In May Alisha and I picked up our friend Nadine Donath from the airport. She had come in from Berlin, Germany via New York City. Alisha met Nadine a few years back when they shared an apartment in Brooklyn together. Alisha was working at David Stark and Nadine was studying at Pratt. Nadine was starting a residency with macheteMACHETE where she would teach workshops and produce work for her solo show, Not Here Either.
It was such a pleasure working with Nadine throughout May and June. She chose the photographic process called cyanotype, also known as blue prints or sun prints. She scouted the outlines and silhouettes of local flora like coconut husks, lemon grass, guinea grass, tan tan seed pods, and wild flowers as her subject.
Here’s the cyanotype process according to wikipedia:
…Cyanotypes can be printed on any surface capable of soaking up the iron solution. Although watercolor paper is a preferred medium, cotton, wool and even gelatinsizing on nonporous surfaces have been used. Care should be taken to avoid alkaline-buffered papers which will cause degradation of the image over time.
A positive image can be produced by exposing it to a source of ultraviolet light (such as sunlight) with a negative. The UV light reduces the iron(III) to iron(II). This is followed by a complex reaction of the iron(II) complex with ferricyanide. The result is an insoluble, blue dye (ferric ferrocyanide) known as Prussian blue.
Upon exposure to ultraviolet light (such as that in sunlight), the iron in the exposed areas will reduce, turning the paper a steel-grey-blue color. The extent of color change is dependent on the amount of UV light, but acceptable results are usually obtained after 10-20 minute exposures on a bright, sunny day. The highlight values should appear overexposed as the water wash will reduce the final print values. Prints can be made with large format negatives and lithography film, or everyday objects can be used to make photograms.
We had great success with our workshops. People had a lot of fun with the process and brought in all sorts of stuff to print on and all sorts of shapes to print. The workshops were about 3 hours long and it was wonderful to see macheteMACHETE transform from gallery to studio.
During the week Nadine worked on her own work for her upcoming showing. By her opening, she had about 100 6″x6″ cyanotypes, 88 of them made it into the show.

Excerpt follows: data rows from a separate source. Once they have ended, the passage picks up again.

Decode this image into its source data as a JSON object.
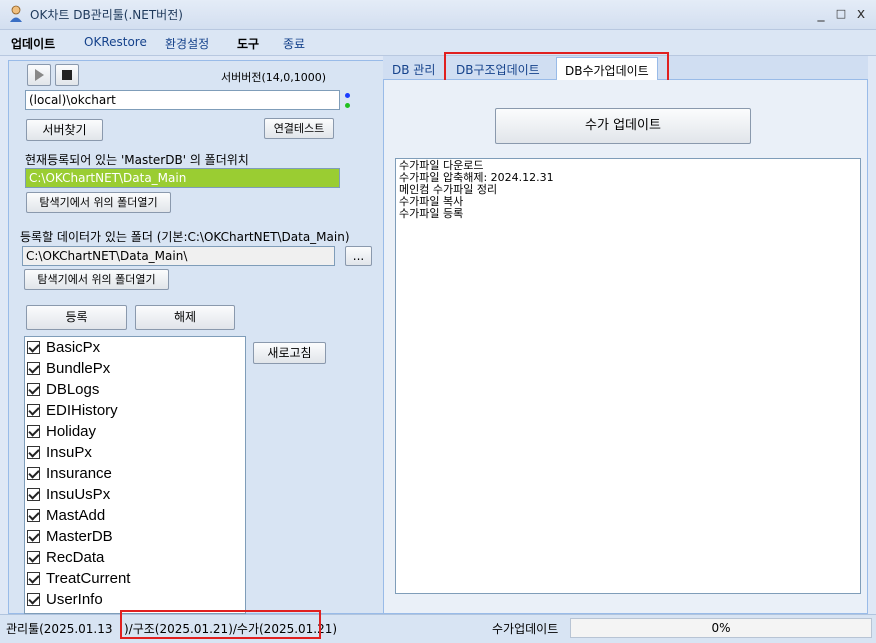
{
  "window": {
    "title": "OK차트 DB관리툴(.NET버전)",
    "minimize": "_",
    "maximize": "□",
    "close": "x"
  },
  "menu": [
    "업데이트",
    "OKRestore",
    "환경설정",
    "도구",
    "종료"
  ],
  "left": {
    "server_version": "서버버전(14,0,1000)",
    "server_value": "(local)\\okchart",
    "find_server_button": "서버찾기",
    "connect_test_button": "연결테스트",
    "masterdb_folder_label": "현재등록되어 있는 'MasterDB' 의 폴더위치",
    "masterdb_folder_value": "C:\\OKChartNET\\Data_Main",
    "open_folder_button_1": "탐색기에서 위의 폴더열기",
    "data_folder_label": "등록할 데이터가 있는 폴더 (기본:C:\\OKChartNET\\Data_Main)",
    "data_folder_value": "C:\\OKChartNET\\Data_Main\\",
    "browse_button": "...",
    "open_folder_button_2": "탐색기에서 위의 폴더열기",
    "register_button": "등록",
    "unregister_button": "해제",
    "refresh_button": "새로고침",
    "databases": [
      "BasicPx",
      "BundlePx",
      "DBLogs",
      "EDIHistory",
      "Holiday",
      "InsuPx",
      "Insurance",
      "InsuUsPx",
      "MastAdd",
      "MasterDB",
      "RecData",
      "TreatCurrent",
      "UserInfo"
    ]
  },
  "tabs": [
    "DB 관리",
    "DB구조업데이트",
    "DB수가업데이트"
  ],
  "right": {
    "update_button": "수가 업데이트",
    "log": [
      "수가파일 다운로드",
      "수가파일 압축해제: 2024.12.31",
      "메인컴 수가파일 정리",
      "수가파일 복사",
      "수가파일 등록"
    ]
  },
  "status": {
    "version_prefix": "관리툴(2025.01.13",
    "version_highlight": ")/구조(2025.01.21)/수가(2025.01.21)",
    "task": "수가업데이트",
    "progress": "0%"
  },
  "colors": {
    "highlight_field": "#9acd32",
    "annotation_red": "#e02020"
  }
}
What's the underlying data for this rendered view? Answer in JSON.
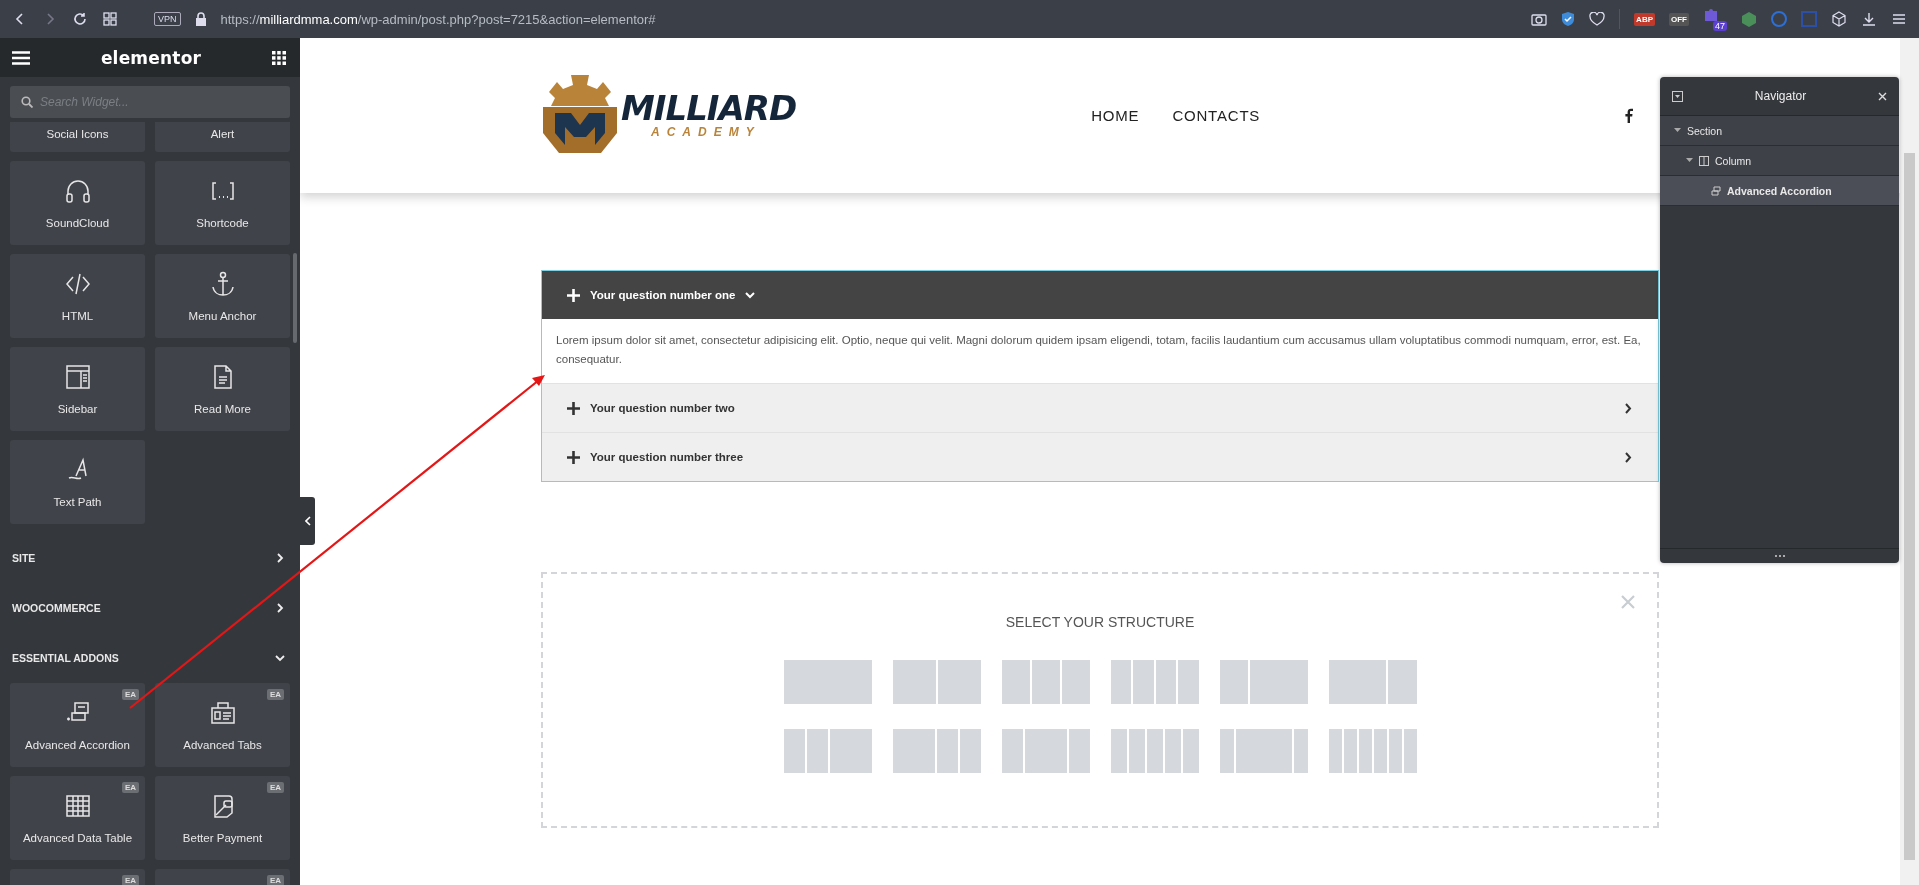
{
  "browser": {
    "vpn": "VPN",
    "url": "https://**milliardmma.com**/wp-admin/post.php?post=7215&action=elementor#",
    "extensions": [
      {
        "kind": "text",
        "label": "ABP",
        "color": "#c0392b"
      },
      {
        "kind": "text",
        "label": "OFF",
        "color": "#555555"
      },
      {
        "kind": "badge",
        "label": "47",
        "color": "#5b3fd1"
      },
      {
        "kind": "cube",
        "color": "#4a8f5a"
      },
      {
        "kind": "circle",
        "color": "#2c6fd6"
      },
      {
        "kind": "square",
        "color": "#2c4fa8"
      }
    ]
  },
  "sidebar": {
    "logo": "elementor",
    "search": {
      "placeholder": "Search Widget..."
    },
    "partial_widgets": [
      "Social Icons",
      "Alert"
    ],
    "widgets": [
      {
        "label": "SoundCloud",
        "kind": "headphones"
      },
      {
        "label": "Shortcode",
        "kind": "brackets"
      },
      {
        "label": "HTML",
        "kind": "code"
      },
      {
        "label": "Menu Anchor",
        "kind": "anchor"
      },
      {
        "label": "Sidebar",
        "kind": "sidebar"
      },
      {
        "label": "Read More",
        "kind": "document"
      },
      {
        "label": "Text Path",
        "kind": "textpath"
      }
    ],
    "categories": [
      {
        "label": "SITE",
        "expanded": false
      },
      {
        "label": "WOOCOMMERCE",
        "expanded": false
      },
      {
        "label": "ESSENTIAL ADDONS",
        "expanded": true
      }
    ],
    "addon_widgets": [
      {
        "label": "Advanced Accordion",
        "kind": "accordion",
        "badge": "EA"
      },
      {
        "label": "Advanced Tabs",
        "kind": "tabs",
        "badge": "EA"
      },
      {
        "label": "Advanced Data Table",
        "kind": "table",
        "badge": "EA"
      },
      {
        "label": "Better Payment",
        "kind": "payment",
        "badge": "EA"
      },
      {
        "kind": "generic",
        "badge": "EA"
      },
      {
        "kind": "generic",
        "badge": "EA"
      }
    ]
  },
  "header": {
    "logo": {
      "title": "MILLIARD",
      "subtitle": "ACADEMY"
    },
    "nav": [
      "HOME",
      "CONTACTS"
    ]
  },
  "accordion": [
    {
      "title": "Your question number one",
      "expanded": true,
      "body": "Lorem ipsum dolor sit amet, consectetur adipisicing elit. Optio, neque qui velit. Magni dolorum quidem ipsam eligendi, totam, facilis laudantium cum accusamus ullam voluptatibus commodi numquam, error, est. Ea, consequatur."
    },
    {
      "title": "Your question number two",
      "expanded": false
    },
    {
      "title": "Your question number three",
      "expanded": false
    }
  ],
  "structure": {
    "title": "SELECT YOUR STRUCTURE"
  },
  "navigator": {
    "title": "Navigator",
    "tree": [
      {
        "label": "Section",
        "expanded": true,
        "selected": false,
        "children": [
          {
            "label": "Column",
            "kind": "column",
            "expanded": true,
            "selected": false,
            "children": [
              {
                "label": "Advanced Accordion",
                "kind": "widget",
                "selected": true
              }
            ]
          }
        ]
      }
    ]
  }
}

macheteMACHETE would like to thank Nadine for her work done on St. Croix. Her St. Croix series is now on display at the gallery. • t